* _What this task involves_: Report every line of the listing below in which the string "OTHERS" occurs.
◆ ◆ ◆ ◆ ◆ ◆ ◆
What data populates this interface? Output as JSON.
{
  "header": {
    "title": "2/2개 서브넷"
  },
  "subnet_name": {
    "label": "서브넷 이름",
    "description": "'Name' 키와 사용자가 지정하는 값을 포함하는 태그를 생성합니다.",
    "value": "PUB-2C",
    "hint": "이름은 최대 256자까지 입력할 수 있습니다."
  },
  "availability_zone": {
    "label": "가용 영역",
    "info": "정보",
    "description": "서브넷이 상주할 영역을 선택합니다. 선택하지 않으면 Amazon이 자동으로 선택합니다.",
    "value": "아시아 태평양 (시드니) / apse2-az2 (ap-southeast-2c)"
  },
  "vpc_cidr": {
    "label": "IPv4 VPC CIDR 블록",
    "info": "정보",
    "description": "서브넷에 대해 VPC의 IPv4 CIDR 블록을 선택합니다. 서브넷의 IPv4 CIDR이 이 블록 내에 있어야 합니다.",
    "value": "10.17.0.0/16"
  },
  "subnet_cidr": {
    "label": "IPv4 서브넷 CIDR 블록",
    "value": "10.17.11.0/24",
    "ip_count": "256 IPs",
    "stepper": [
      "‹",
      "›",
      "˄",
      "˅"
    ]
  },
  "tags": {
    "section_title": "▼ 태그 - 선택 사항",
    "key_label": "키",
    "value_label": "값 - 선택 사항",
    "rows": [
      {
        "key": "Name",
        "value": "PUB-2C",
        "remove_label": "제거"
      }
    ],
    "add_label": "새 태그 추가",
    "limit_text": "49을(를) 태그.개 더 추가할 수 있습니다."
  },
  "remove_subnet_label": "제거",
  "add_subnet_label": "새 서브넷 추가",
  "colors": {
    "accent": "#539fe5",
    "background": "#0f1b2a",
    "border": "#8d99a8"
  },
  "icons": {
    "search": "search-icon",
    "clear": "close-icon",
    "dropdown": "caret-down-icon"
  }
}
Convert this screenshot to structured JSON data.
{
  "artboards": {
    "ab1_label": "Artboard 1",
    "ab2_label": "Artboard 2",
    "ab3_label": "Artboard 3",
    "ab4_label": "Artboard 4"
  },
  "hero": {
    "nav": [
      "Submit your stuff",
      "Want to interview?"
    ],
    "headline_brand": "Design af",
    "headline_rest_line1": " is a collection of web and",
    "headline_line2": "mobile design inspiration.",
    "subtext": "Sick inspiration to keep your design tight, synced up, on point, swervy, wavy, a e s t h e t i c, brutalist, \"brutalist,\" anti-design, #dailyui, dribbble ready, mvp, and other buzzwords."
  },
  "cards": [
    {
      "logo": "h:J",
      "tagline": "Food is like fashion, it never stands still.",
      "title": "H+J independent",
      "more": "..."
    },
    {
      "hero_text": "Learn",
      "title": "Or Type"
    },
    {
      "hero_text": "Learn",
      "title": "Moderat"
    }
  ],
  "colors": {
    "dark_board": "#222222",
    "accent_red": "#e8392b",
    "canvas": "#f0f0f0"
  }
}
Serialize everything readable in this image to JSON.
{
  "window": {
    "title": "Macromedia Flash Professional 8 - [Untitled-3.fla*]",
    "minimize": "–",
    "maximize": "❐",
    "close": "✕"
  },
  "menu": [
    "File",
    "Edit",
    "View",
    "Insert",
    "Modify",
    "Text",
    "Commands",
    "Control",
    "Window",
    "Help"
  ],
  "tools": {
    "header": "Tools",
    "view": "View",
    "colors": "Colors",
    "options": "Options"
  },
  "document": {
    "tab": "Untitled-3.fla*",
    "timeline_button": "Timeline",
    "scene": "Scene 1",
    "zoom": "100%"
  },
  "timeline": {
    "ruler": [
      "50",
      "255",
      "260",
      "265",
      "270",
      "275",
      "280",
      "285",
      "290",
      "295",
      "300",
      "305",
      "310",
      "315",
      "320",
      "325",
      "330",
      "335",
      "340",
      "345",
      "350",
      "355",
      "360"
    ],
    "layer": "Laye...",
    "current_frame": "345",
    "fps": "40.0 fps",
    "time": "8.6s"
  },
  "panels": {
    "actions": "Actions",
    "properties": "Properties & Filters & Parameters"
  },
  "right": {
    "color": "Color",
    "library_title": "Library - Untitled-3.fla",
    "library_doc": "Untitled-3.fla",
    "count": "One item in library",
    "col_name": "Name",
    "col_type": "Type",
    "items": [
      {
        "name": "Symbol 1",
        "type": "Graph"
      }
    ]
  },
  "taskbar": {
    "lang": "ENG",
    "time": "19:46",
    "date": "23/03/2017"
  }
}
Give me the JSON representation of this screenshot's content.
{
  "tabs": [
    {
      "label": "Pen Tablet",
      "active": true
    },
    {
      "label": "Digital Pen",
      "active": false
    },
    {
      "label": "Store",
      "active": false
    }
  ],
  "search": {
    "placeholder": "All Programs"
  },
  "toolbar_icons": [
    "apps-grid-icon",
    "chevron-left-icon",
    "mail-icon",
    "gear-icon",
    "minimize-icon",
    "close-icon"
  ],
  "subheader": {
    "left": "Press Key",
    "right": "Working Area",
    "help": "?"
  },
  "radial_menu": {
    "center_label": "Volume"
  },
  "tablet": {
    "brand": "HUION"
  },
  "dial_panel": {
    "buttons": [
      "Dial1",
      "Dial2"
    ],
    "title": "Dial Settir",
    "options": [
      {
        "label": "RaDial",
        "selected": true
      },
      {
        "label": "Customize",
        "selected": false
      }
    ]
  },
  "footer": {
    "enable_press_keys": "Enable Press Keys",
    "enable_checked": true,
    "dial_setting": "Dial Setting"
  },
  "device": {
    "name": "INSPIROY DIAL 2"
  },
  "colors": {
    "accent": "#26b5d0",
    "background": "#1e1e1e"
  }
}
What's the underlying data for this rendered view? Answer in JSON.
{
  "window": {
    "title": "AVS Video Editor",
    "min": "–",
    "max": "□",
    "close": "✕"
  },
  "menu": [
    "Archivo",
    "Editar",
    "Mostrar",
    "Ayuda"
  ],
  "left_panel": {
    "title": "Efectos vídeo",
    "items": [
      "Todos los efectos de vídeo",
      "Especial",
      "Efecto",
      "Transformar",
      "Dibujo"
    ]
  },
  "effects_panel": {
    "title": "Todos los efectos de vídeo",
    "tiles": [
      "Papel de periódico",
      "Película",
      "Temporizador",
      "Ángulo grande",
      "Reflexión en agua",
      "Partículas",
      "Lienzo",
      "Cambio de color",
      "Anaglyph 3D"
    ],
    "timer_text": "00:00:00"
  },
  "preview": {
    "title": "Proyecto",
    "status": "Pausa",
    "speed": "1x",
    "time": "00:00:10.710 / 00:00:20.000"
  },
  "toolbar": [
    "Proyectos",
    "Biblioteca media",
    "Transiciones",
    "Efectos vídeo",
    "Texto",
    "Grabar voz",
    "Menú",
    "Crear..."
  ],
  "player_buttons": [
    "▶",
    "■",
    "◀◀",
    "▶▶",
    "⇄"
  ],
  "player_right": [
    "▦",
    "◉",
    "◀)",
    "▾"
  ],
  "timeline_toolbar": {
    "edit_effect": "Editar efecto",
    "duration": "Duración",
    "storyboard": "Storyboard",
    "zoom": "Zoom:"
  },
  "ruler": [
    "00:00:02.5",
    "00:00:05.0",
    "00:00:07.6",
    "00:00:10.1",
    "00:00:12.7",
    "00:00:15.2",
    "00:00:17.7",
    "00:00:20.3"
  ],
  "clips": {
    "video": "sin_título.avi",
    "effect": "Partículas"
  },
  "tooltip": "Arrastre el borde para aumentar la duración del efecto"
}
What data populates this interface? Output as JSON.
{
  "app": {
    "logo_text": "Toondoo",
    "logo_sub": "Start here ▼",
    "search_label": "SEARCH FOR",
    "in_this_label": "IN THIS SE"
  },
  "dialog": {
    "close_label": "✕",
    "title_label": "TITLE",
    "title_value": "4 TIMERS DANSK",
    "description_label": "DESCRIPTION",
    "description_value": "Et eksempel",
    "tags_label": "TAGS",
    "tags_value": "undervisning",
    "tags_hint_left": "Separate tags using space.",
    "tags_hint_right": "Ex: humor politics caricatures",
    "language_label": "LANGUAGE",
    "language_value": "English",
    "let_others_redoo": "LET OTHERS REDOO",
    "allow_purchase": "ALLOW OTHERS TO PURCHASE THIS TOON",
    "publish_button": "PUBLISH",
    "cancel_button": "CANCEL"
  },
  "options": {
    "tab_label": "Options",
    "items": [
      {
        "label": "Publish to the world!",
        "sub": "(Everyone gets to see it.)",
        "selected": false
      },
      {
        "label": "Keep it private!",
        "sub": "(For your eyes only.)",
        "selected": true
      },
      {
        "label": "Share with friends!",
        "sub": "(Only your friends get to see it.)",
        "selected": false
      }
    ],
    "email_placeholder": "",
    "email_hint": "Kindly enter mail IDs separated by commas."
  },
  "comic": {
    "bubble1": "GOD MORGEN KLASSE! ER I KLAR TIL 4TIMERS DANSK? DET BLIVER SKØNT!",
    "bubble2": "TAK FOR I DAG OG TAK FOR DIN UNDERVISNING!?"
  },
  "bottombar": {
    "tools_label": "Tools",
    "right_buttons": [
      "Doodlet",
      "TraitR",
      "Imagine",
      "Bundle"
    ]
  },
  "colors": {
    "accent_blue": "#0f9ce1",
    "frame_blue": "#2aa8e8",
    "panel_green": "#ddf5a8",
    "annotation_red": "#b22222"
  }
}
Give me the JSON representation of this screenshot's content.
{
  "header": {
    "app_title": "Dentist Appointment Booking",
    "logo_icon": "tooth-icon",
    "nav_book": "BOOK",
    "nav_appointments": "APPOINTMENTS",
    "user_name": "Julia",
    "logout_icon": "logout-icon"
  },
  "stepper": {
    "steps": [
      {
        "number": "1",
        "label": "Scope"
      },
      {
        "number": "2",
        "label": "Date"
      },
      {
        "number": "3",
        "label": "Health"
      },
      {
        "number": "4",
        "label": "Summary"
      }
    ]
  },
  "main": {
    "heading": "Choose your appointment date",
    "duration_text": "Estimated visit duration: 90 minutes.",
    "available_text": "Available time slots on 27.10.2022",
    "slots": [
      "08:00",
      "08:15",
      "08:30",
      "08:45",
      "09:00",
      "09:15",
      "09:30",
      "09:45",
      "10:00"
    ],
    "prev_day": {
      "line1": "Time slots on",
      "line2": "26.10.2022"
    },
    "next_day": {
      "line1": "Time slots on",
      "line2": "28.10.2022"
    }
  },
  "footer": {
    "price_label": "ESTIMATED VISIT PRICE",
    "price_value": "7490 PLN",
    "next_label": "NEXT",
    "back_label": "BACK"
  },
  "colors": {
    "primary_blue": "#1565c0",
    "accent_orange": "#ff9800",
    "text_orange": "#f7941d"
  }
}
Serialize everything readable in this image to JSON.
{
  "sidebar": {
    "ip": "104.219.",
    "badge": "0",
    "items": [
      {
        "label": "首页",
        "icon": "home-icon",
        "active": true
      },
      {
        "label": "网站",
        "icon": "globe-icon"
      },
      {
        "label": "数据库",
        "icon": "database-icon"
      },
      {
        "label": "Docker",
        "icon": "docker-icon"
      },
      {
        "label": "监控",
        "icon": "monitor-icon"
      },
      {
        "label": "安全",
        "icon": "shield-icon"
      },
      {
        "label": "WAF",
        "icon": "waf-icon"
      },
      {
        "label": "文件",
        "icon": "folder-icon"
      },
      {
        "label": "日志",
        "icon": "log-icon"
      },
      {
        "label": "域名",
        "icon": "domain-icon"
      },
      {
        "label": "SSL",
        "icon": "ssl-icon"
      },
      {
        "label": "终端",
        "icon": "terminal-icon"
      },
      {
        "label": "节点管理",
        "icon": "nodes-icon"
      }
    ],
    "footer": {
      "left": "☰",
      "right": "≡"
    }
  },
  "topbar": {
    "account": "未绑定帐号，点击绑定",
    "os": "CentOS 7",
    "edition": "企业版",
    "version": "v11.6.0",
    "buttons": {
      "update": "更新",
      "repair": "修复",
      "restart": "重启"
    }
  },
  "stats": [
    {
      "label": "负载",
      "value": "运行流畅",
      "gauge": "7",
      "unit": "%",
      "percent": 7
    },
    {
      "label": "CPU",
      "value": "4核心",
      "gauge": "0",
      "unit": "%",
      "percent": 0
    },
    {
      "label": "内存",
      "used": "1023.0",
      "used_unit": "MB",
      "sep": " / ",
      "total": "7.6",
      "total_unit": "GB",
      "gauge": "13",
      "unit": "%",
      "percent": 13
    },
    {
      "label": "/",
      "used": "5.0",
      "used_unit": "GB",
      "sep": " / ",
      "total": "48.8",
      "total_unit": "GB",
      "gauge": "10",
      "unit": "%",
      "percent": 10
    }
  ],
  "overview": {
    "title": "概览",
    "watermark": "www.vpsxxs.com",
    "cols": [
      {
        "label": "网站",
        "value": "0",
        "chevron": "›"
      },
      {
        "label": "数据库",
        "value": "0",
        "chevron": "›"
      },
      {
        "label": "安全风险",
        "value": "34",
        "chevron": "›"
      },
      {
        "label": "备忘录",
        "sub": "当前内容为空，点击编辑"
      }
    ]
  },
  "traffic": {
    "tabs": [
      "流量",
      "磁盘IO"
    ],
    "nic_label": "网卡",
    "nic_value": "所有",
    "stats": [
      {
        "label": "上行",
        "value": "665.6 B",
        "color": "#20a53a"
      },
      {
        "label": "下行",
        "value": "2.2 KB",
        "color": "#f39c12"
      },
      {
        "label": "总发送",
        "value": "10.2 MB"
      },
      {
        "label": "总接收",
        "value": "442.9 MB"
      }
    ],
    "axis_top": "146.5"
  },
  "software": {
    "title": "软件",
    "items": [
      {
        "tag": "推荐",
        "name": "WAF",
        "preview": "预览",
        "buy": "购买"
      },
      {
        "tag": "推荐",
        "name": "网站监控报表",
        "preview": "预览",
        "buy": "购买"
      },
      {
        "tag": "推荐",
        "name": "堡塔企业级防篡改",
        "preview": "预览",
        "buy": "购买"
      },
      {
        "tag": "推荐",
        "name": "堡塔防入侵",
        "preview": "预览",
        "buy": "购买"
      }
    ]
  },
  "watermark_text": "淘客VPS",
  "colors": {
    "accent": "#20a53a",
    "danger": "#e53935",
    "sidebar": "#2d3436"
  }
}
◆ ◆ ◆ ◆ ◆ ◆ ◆
* _Response to the task_:
    "let_others_redoo": "LET OTHERS REDOO",
    "allow_purchase": "ALLOW OTHERS TO PURCHASE THIS TOON",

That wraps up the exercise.